My plane landed almost exactly at noon and, after collecting my luggage, I met Jeff Fielding and his Prius for the beginning of my four day adventure in San Francisco and Yosemite National Park. With a half day still open to us, we decided to try to get a little shooting in before dinner that evening. Our first stop was at Fort Point, a Civil War era fort and part of the historic Presidio. It was raining off and on and, as Jeff mentions, it seemed to add to the atmosphere of the place. Despite the glory of the Golden Gate Bridge next to it, it was dark and brooding. Fort Point, San Francisco, CA
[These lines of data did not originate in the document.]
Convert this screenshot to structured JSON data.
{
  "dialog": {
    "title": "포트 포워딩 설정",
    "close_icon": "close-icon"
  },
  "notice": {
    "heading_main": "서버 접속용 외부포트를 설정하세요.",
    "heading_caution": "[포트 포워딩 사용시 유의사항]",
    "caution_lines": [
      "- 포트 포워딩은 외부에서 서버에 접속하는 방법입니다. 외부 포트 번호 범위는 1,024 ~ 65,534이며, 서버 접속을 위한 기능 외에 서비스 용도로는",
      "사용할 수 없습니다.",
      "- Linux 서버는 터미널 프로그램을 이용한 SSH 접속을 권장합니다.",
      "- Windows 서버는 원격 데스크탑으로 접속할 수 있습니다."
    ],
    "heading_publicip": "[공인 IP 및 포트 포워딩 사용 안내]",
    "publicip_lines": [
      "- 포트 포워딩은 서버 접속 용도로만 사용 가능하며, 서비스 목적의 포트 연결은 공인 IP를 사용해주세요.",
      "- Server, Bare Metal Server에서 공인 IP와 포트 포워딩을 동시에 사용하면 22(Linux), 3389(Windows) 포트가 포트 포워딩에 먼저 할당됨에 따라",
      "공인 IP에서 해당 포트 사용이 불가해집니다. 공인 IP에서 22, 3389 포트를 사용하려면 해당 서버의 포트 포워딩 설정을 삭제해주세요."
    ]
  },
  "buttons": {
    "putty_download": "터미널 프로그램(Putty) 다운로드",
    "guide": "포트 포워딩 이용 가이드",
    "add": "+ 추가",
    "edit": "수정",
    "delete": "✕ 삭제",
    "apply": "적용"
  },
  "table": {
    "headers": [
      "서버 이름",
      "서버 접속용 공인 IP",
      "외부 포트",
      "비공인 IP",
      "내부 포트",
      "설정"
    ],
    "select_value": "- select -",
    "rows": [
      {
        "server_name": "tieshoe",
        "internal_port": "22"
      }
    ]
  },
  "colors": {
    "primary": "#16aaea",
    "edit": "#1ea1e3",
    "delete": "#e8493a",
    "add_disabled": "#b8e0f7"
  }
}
The rain stopped long enough for us to walk up to the top level of the fort and look out towards the bridge and the ocean, and down into the fort itself. The cloudy gray skies acted like a giant softbox and opened up some of the shadows in the lower levels of the building. Despite the momentary brightening, it was easy to imagine the miserable conditions here on days like this for the soldiers during the war.

Then there was the bride.

The Bride at Fort Point

She and her fiancée arrived shortly after we did. She was carrying an umbrella and trying not to get the dress wet and dirty in the rain and mud. Eventually, while her husband-to-be was making the arrangements with their photographer, she wandered by herself to the end of the wooden walkway and stopped to stare into the rain. Shortly afterward, she returned to her group and they went off in search of an appropriate background for the shoot but, for a few minutes, she wanted to be alone with her thoughts.

Part of the reason for this trip was for me to take a step back and collect my thoughts on photography—and on life in general; to take a small time out, if you will. Like her, I began my visit with a flurry of activity, but also like her, I stopped for a few minutes to reflect. I knew how she felt, even if I didn't know what she was thinking or why she felt that way.

We all do it, right? We stop sometimes and wonder why we're doing the things we are and if we shouldn't be doing them differently. For me, this photograph reflects a moment when she and I were in sync, despite not knowing each other at all. A moment that we've all experienced our lives, whether we live in San Francisco or Tuscany, Indiana or Kenya. A human moment.